Republicans must use “every leverage point available” to uproot the law, he said in a 45-minute discussion in which he mentioned Obamacare more than 40 times, calling it “a disaster” and “the No. 1 job killer in the country.”

Every leverage point available? Another government shutdown? Another debt ceiling hostage crisis?

* NEW YORK TIMES BRINGS HAMMER DOWN ON CHRISTIE: The New York Times goes big with an analysis of what latest turn in bridge-gate means for Chris Christie’s national ambitions, suggesting it undermines his carefully cultivated image as a straight shooter who is above the pettiness of Washington politics at the worst possible time, and relating it to other similar incidents in the same vein. As the story notes, the scandal is a double whammy: it also risks undermining Christie’s image as willing to work with Democrats — which, if you remember, had resonated nationally when he toured storm damage with Obama.

Christie will speak to reporters at 11 a.m. today.

* FARM BILL DEAL IS CLOSE: It will reportedly contain $6 billion in food stamp cuts, far short of the $40 billion eyed by Republicans, but still too much for some liberals. What remains to be see is whether Dems will push for savings from the farm bill to pay for a UI extension, which Dems are still debating behind the scenes.

* AND THE QUOTE OF THE DAY, IMMIGRATION-REFORM-IS-UNDEAD EDITION: Ashley Parker reports that it’s too soon to write off immigration reform’s chances: House GOP leaders are promising to roll out “principles,” and groups like the U.S. Chamber of Commerce plan to increase the pressure. Chamber president Tom Donohue says it’s wrong to assume this can’t get done in an election year:

“I think Democrats and Republicans alike would like to go home and run for office with something they got done that’s significant,” he said. “I believe we’re two thirds of the way there.”

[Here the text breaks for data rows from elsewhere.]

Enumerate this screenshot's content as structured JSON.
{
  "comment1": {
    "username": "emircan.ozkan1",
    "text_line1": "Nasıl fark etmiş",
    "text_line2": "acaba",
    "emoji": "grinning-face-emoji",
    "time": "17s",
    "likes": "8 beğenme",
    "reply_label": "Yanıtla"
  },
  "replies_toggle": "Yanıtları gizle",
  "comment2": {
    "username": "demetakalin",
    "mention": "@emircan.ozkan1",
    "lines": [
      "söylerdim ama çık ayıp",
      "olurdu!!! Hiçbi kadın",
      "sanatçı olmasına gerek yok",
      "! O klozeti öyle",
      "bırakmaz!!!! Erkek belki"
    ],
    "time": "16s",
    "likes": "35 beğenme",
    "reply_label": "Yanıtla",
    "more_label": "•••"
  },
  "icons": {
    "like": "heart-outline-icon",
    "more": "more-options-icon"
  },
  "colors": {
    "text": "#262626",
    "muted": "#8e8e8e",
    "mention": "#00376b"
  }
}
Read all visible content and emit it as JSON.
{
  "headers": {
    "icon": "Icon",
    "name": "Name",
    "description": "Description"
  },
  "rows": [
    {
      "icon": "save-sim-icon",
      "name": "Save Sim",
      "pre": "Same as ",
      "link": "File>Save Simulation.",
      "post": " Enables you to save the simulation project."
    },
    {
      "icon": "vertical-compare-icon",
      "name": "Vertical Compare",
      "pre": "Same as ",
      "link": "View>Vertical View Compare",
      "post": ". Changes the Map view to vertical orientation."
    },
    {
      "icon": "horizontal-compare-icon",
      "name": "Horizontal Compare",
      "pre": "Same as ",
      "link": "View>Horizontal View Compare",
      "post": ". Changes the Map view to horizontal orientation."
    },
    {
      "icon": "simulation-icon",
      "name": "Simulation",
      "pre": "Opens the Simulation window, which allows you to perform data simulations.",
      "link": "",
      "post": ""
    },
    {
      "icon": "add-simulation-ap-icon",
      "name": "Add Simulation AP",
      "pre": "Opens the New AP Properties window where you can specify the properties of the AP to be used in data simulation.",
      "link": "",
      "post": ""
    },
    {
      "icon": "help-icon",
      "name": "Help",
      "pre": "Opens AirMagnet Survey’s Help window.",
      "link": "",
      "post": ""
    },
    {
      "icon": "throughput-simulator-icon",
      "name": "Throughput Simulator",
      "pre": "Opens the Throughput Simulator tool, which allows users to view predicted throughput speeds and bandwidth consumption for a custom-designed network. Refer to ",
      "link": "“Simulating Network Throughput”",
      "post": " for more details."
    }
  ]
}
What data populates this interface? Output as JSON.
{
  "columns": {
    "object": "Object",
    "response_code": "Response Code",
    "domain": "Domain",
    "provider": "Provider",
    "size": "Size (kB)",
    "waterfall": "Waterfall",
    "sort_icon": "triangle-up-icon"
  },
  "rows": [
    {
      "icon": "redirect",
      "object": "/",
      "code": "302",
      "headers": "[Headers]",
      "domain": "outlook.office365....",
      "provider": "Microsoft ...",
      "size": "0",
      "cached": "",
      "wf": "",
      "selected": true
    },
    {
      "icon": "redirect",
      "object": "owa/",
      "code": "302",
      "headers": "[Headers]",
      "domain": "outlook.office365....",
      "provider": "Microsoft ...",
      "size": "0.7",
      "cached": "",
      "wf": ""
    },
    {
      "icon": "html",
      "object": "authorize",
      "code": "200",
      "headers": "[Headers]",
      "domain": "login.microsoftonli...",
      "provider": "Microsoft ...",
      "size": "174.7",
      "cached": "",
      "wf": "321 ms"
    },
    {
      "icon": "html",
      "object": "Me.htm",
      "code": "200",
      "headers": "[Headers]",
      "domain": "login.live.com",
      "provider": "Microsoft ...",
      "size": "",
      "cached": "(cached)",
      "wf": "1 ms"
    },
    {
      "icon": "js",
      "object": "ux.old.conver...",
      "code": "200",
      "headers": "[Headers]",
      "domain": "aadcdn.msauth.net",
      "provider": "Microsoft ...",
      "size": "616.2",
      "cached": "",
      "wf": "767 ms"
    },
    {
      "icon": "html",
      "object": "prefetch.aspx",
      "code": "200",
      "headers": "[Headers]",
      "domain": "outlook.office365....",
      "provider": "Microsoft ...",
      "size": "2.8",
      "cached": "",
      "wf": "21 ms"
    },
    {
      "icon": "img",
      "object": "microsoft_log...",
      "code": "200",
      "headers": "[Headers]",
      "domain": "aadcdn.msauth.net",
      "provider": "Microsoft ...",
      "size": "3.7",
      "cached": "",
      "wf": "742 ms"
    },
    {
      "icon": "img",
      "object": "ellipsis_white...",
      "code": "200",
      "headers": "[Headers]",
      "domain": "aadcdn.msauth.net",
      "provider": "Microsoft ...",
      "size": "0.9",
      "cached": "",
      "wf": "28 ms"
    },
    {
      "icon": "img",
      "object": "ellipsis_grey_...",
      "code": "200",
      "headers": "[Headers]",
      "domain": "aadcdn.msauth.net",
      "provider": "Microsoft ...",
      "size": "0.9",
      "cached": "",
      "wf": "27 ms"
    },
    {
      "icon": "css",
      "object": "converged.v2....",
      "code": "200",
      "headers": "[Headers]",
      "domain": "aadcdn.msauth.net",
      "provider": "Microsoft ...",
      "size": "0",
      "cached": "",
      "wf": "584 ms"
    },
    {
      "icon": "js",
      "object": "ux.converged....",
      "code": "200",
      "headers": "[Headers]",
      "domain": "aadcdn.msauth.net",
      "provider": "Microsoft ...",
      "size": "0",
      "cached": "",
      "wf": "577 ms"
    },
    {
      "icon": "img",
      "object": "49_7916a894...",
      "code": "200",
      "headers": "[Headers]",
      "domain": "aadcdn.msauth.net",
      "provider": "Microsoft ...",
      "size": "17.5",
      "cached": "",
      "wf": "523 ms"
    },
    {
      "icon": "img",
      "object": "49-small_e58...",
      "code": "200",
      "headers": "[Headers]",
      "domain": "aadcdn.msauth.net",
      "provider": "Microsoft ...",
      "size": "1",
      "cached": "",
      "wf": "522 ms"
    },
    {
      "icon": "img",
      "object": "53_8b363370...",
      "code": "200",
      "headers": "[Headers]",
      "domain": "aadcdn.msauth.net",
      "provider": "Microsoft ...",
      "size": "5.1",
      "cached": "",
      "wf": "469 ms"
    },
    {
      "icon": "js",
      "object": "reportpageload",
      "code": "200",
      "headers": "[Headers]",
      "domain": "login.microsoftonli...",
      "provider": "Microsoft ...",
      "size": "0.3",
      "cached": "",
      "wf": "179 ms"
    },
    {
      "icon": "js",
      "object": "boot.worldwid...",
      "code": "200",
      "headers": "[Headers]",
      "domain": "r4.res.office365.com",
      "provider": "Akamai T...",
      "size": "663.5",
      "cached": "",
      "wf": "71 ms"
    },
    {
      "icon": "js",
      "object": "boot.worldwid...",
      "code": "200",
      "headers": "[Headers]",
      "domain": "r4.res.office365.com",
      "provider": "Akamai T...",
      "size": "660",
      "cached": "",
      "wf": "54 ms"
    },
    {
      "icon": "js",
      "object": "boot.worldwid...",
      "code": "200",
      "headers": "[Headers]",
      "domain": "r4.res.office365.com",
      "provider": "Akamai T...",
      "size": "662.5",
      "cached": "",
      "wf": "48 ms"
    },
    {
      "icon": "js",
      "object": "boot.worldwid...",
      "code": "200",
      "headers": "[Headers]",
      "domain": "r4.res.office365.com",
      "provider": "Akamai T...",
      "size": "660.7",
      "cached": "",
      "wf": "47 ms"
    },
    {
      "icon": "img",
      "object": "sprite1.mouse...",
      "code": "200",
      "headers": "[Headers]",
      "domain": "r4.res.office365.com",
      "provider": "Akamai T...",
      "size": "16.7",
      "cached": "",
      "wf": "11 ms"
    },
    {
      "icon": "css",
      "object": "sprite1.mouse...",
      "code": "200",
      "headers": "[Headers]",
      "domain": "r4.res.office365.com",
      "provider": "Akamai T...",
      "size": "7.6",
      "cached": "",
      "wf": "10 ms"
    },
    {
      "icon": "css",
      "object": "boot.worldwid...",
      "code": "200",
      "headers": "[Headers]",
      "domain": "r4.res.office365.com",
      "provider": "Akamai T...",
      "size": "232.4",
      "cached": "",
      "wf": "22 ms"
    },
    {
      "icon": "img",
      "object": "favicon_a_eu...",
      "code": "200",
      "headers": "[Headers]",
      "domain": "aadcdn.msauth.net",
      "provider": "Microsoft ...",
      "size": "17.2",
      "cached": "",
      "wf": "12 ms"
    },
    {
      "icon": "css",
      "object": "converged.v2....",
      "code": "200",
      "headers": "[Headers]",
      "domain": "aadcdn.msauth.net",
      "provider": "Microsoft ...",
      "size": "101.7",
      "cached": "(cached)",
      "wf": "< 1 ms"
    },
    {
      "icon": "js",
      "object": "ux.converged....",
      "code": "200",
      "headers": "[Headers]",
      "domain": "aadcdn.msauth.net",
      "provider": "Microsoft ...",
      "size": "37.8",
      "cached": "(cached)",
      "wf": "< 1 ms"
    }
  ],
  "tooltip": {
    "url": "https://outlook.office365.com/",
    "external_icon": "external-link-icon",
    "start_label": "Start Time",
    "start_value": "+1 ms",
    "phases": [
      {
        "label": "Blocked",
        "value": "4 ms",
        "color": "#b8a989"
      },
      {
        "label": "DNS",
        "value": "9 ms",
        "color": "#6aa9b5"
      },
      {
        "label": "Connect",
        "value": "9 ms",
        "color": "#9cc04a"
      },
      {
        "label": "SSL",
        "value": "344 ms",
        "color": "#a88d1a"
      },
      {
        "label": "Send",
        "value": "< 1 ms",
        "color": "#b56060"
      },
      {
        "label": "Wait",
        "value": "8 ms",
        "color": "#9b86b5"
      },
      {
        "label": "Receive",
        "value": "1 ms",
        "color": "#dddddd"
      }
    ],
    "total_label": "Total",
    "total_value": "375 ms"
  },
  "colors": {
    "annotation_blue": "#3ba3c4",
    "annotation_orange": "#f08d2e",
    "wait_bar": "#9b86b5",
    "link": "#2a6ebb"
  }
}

You’d think, right? Again, this really is the central question: do House Republicans actually think they need to achieve governing accomplishments, given that their majority is supposedly invulnerable?

What else?